Football Manager 2 logo

64/128 Prism Leisure Price: £9.99 Cass; £14.99 Disk

Football Manager was, and still is, one of the best selling games of all time. Now Kevin Tomms and Co have bounced back with a sequel to what has been called 'the greatest football managerial game ever'. The question is, looking back now, was it? The answer, of course, is absolutely not. It was good for its time, but with the subsequent release of games like Track-Suit Manager and Football Director 2 in particular, FM was overtaken. And sadly FM2 isn't likely to reclaim the pole position.

The original FM was the only game of its type at the time. All it consisted of was an endless loop of six or seven screens, asking you if you wanted to buy or sell players, showing you a league table and giving you very badly drawn match highlights. FM2 is, and it breaks my heart to say this, almost IDENTICAL to the original. All that seems to have been changed are the graphics and the fact that one extra screen has been added. ONE!

As before, you are the trainer, coach, accountant, club secretary, tea lady and cleaner, and it is your job to ensure that your team gets to the top of the division, gets promoted and wins the FA Cup. This is all done through a series of screens which contain, for the most part, Yes/No questions. Do you want to increase stand capacity? And so on.

Once you've made your long, weary way through the few choices available, you have to set up your team using a very confusing and tetchy control method which involves moving a pointer over a few black boxes and pressing fire, hoping you've selected the right player.

The important thing, and I think that this is the only good idea that this game contains, is getting your marking right. A third of the pitch is displayed at a time, and on the pitch you can see the statistics of the opposition that whichever player you put there is going to face: when you are placing attackers you can see the opposing defender's statistics. The basic moan with FM2 is that the game is a 'strategy' game, but the marking is the only strategic bit, and that isn't really strategic enough to be called strategy. You dig?

After setting your men, you get to watch the edited highlights of the match in glorious Addictive-o-vision, which, though more realistic than the first attempt, is still nothing much to look at, and do tend to take an extraordinary amount of time.

A very big let down, as far as I'm concerned. Little or no improvement over the original, which results in the game being outdated, short lived and most of all, boring.

Football Manager 2 logo

Addictive, £19.99 disk

The sequel to Kevin Tom's famous football strategy is here, and ready to test your managerial skills. A skill level is chosen, then a team is selected from the 92 available, and players positioned in once of three pitch areas. Your opponent's information is already displayed, and your players should be matched against players of lesser or equal skill.

The match then begins with you, the manager, watching the on-pitch action from the bench. At half time, player positions can be altered and substitutions made, hence altering strategy to match the halfway situation. At full time, all the scores for your division are shown, then the league table. An injury report for your team is displayed, which may affect your decisions on the transfer market and training field.
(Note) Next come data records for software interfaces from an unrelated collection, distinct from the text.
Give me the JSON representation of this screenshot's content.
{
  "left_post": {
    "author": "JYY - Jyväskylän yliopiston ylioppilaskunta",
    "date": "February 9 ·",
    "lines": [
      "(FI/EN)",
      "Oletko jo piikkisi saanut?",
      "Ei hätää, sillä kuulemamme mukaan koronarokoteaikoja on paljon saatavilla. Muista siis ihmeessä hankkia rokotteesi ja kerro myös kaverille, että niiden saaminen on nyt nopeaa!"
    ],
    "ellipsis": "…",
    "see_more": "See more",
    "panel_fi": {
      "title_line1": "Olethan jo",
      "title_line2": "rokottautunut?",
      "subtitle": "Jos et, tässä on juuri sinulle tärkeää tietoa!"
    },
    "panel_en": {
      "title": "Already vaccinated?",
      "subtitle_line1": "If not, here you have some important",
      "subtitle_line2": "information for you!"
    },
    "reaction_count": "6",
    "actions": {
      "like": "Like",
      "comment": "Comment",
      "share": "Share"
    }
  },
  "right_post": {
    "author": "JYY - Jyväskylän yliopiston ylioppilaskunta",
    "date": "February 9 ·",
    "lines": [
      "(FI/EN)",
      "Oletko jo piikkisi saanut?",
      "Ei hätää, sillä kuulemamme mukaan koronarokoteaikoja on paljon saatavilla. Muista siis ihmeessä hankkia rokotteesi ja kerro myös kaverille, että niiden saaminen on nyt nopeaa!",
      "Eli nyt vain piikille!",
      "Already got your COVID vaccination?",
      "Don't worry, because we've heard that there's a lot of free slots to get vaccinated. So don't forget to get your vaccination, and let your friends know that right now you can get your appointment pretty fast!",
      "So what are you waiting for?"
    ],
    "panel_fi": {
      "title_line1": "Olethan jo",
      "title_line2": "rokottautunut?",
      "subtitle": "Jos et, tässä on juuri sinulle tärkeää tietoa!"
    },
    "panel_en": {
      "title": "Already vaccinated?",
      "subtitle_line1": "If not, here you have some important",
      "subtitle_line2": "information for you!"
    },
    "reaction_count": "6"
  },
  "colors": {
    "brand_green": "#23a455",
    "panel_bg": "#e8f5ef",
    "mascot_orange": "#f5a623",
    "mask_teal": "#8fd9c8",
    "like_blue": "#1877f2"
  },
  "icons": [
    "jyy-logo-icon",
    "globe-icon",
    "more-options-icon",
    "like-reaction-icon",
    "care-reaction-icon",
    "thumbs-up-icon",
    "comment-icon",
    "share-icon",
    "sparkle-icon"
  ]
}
Gordon Houghton If fast graphic football action is what you're after, turn the page, because Football Manager 2 is played using menus. What graphics there are, are OK, for their purpose, though the watch-only matches could have been a lot better. Strategists, particularly those who are football fans, will be instantly hooked and, apart from annoying over-sensitivity in the player position section, mouse control causes no problems. There is sufficient depth, particularly in the training section, for your managerial skills to be honed, and varied, so lasting interest is quite high. Decision-makers, this game is for you.
Maff Evans I've never actually played the 'classic' Football Manager 2, but as it must be more basic than this, I'm glad I didn't. It's not that this is a bad game by any means, but involved strategy games are just a genre I don't particularly enjoy. I have to admit though, that FM2's menu driven system does make the game easy to get into, but the player position screens are a chore to use due to confusing and over sensitive mouse controls. The matches themselves are boring to watch, and a waste of time as the players' actions don't seem to competently mirror what the 'manager' has decided in his selections. Whether or not this will appeal to you depends heavily on whether or not you're well into football and strategy games. If you're a fan of both you're likely to disregard these shortcomings anyway, so you should certainly take a look at Football Manager 2.